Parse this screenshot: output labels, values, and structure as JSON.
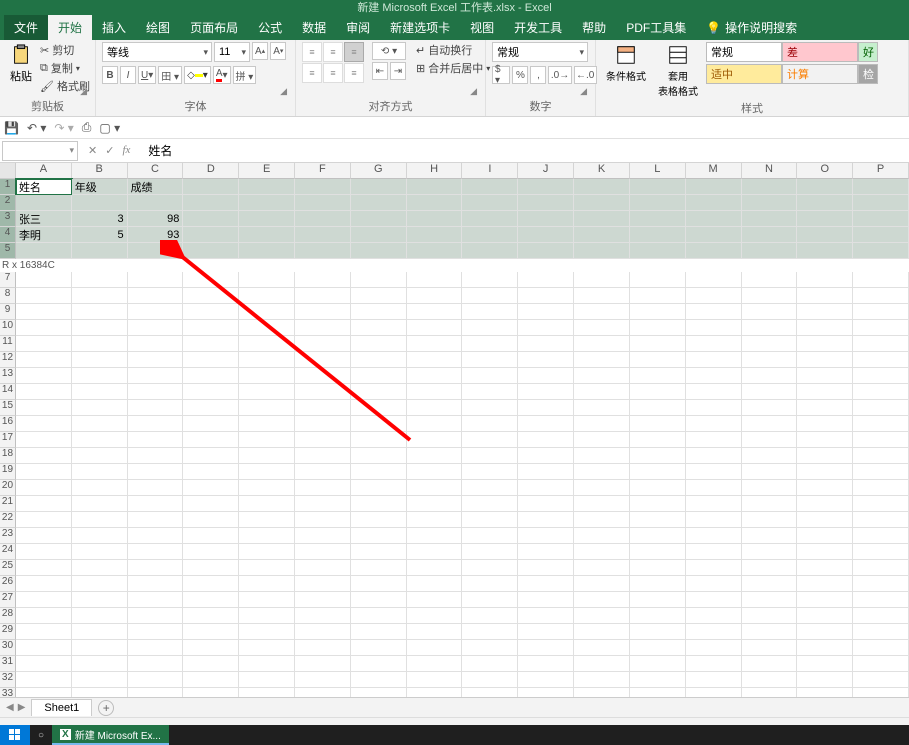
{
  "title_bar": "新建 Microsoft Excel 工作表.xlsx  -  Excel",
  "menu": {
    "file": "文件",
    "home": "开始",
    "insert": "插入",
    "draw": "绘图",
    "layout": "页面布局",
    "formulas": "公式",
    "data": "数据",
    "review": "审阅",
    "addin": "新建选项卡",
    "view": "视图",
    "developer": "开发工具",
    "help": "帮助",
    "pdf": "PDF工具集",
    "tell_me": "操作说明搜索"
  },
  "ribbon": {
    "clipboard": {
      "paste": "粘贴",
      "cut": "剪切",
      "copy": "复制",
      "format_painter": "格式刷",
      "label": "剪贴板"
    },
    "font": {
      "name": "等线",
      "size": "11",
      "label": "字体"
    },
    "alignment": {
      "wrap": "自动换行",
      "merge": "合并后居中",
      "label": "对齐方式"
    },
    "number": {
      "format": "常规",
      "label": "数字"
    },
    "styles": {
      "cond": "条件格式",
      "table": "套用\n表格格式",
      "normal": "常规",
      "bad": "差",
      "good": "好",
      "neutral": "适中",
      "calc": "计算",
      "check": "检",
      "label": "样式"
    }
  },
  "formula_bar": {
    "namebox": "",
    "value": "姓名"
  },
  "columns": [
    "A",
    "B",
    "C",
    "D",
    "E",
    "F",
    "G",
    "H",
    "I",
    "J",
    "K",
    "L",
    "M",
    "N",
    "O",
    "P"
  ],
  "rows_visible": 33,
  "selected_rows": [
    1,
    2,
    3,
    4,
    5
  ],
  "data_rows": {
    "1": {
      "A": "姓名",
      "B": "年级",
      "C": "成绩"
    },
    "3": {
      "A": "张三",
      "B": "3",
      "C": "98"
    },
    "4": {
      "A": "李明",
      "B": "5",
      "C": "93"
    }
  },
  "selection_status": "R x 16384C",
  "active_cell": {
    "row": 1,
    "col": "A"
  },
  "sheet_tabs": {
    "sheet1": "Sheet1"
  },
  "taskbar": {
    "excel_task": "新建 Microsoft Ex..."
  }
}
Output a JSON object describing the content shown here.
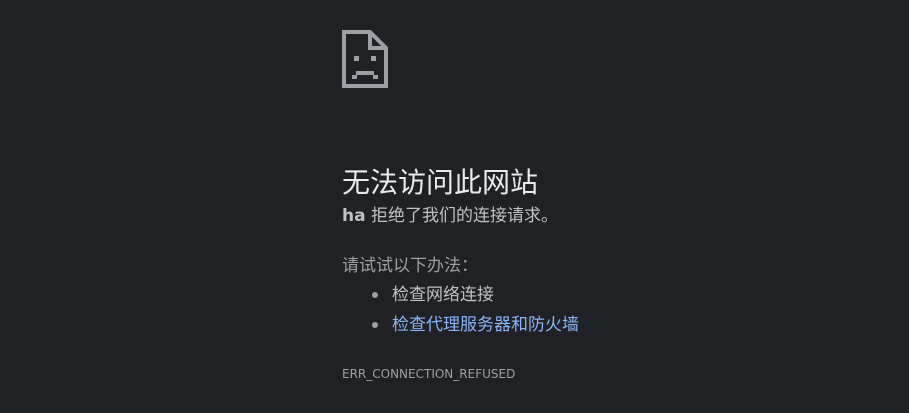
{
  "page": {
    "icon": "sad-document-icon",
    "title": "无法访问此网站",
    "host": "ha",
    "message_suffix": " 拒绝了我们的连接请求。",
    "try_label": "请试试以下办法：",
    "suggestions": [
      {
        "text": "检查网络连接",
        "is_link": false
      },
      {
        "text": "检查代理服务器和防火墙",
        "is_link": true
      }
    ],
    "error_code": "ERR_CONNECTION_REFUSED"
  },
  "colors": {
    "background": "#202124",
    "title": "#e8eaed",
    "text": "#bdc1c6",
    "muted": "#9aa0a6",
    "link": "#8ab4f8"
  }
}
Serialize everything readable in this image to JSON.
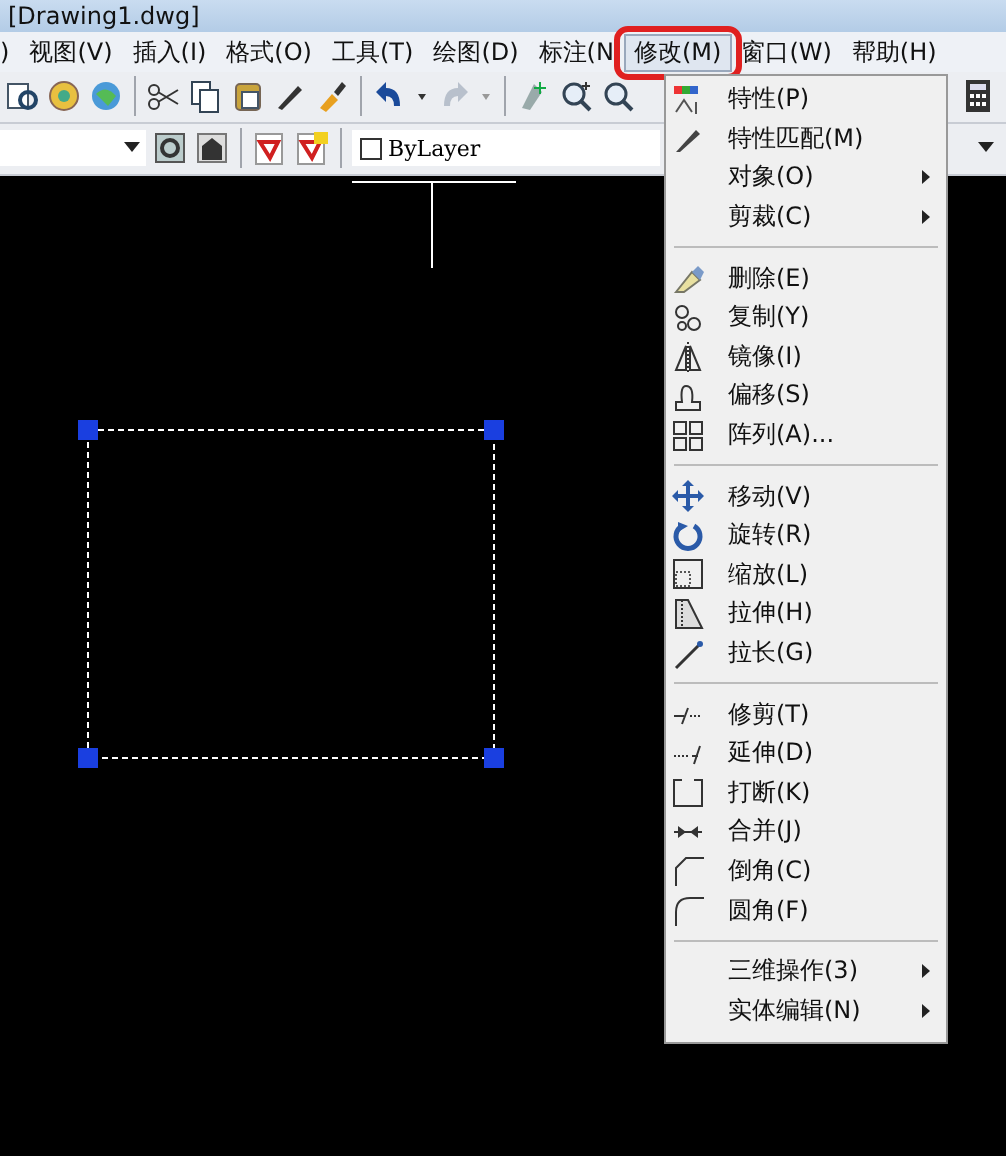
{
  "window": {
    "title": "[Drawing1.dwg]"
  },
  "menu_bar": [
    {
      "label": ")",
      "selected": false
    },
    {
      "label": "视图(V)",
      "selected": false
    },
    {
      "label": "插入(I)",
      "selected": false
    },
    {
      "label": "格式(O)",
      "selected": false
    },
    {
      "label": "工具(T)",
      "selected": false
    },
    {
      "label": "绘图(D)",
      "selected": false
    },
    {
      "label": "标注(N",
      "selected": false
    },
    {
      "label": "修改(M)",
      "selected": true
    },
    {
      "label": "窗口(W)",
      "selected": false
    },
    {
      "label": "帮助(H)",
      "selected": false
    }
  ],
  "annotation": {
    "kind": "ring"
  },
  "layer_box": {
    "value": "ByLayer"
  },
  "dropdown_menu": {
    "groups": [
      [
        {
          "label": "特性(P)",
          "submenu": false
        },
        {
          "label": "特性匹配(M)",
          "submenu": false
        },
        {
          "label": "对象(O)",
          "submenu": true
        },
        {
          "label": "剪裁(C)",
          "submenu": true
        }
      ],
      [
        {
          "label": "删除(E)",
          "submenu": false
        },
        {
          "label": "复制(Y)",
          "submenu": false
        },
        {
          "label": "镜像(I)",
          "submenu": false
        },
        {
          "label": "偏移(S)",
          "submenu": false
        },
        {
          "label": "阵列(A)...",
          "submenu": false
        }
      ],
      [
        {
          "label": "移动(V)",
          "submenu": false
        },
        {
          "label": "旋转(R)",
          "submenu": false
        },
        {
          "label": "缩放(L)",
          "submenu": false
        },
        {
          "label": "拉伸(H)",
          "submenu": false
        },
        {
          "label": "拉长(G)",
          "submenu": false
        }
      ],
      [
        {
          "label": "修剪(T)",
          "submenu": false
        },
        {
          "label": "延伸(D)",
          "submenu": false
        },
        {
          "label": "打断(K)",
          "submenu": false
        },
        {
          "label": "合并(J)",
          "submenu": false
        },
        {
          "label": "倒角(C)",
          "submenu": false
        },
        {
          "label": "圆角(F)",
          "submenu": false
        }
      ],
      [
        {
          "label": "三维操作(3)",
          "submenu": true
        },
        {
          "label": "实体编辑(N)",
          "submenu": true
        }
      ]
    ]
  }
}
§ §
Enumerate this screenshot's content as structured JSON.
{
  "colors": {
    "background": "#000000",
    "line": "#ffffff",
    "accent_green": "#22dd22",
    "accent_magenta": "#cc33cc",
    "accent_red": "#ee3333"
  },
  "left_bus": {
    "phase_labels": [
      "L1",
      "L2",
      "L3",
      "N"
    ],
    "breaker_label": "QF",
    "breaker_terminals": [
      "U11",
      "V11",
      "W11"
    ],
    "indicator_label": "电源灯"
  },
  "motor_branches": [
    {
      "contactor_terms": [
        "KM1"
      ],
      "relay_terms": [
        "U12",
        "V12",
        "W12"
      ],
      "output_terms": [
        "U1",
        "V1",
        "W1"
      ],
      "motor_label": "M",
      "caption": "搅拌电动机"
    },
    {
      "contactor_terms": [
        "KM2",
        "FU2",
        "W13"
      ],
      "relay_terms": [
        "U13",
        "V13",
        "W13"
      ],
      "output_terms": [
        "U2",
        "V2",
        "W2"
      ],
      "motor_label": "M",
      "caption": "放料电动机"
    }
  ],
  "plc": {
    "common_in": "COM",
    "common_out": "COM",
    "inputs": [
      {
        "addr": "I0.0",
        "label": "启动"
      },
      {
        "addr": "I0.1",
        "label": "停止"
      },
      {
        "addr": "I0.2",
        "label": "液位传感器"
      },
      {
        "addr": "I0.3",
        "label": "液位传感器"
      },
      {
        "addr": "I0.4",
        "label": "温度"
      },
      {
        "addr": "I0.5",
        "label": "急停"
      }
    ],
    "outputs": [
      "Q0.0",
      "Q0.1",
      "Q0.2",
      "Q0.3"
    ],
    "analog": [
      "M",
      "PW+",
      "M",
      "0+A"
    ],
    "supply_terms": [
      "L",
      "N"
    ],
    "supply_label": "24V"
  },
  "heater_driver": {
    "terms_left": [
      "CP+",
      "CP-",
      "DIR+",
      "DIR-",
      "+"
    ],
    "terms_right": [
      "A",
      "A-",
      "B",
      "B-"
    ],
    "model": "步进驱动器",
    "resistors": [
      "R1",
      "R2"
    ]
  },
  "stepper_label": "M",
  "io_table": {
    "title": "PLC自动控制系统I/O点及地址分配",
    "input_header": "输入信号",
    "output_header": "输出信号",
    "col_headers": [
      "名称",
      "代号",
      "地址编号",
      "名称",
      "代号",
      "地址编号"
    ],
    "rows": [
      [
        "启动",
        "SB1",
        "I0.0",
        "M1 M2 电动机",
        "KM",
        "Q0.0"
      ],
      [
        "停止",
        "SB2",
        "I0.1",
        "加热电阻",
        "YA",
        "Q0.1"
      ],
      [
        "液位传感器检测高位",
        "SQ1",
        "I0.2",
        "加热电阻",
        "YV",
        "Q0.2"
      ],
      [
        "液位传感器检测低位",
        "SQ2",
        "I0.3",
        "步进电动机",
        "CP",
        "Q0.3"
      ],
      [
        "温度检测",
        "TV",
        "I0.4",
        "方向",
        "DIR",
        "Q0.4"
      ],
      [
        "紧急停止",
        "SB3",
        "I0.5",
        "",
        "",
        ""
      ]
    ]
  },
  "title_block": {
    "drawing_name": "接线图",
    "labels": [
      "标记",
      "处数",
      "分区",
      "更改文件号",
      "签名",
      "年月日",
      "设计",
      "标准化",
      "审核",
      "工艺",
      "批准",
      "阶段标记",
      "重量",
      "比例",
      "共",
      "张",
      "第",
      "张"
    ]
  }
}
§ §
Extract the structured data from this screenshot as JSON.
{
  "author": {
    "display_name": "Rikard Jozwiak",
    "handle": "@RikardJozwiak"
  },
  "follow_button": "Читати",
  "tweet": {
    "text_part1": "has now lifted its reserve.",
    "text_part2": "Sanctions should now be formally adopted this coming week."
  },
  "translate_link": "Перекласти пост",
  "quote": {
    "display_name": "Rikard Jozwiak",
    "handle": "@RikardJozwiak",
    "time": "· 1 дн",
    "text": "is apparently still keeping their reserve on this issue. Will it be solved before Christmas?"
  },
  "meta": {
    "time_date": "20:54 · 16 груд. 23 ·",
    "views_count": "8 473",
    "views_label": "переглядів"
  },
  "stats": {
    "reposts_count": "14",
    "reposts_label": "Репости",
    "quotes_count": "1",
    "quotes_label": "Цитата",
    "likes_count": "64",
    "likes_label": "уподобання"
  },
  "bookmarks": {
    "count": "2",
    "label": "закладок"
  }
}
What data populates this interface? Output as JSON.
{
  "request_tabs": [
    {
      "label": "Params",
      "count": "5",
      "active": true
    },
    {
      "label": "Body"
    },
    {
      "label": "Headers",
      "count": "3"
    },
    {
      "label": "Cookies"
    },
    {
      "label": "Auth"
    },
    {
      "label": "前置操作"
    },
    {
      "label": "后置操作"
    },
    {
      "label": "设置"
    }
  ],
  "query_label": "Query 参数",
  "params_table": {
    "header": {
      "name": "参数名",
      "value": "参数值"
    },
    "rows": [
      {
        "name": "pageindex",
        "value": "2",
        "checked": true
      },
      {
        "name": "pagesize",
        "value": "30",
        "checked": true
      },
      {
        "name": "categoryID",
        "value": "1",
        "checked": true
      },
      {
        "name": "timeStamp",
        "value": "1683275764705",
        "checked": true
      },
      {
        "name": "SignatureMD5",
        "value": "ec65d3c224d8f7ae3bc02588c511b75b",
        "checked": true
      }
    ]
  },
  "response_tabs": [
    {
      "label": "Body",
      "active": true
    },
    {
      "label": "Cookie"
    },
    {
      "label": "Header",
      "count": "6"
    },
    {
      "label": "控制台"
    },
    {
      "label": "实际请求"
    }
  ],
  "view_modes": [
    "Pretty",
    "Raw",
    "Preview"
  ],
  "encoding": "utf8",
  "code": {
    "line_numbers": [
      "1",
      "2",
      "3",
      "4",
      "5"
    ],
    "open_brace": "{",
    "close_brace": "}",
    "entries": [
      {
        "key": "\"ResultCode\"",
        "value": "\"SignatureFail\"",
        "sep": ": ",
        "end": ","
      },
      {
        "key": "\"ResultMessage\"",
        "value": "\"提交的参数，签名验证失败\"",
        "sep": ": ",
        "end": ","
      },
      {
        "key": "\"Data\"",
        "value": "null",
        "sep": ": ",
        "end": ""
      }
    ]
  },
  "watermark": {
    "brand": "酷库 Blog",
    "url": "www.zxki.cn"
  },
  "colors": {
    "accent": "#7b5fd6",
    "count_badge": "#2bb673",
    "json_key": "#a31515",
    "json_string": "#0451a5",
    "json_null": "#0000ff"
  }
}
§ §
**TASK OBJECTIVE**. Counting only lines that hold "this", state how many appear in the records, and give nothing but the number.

**EXPECTED ANSWER**. 7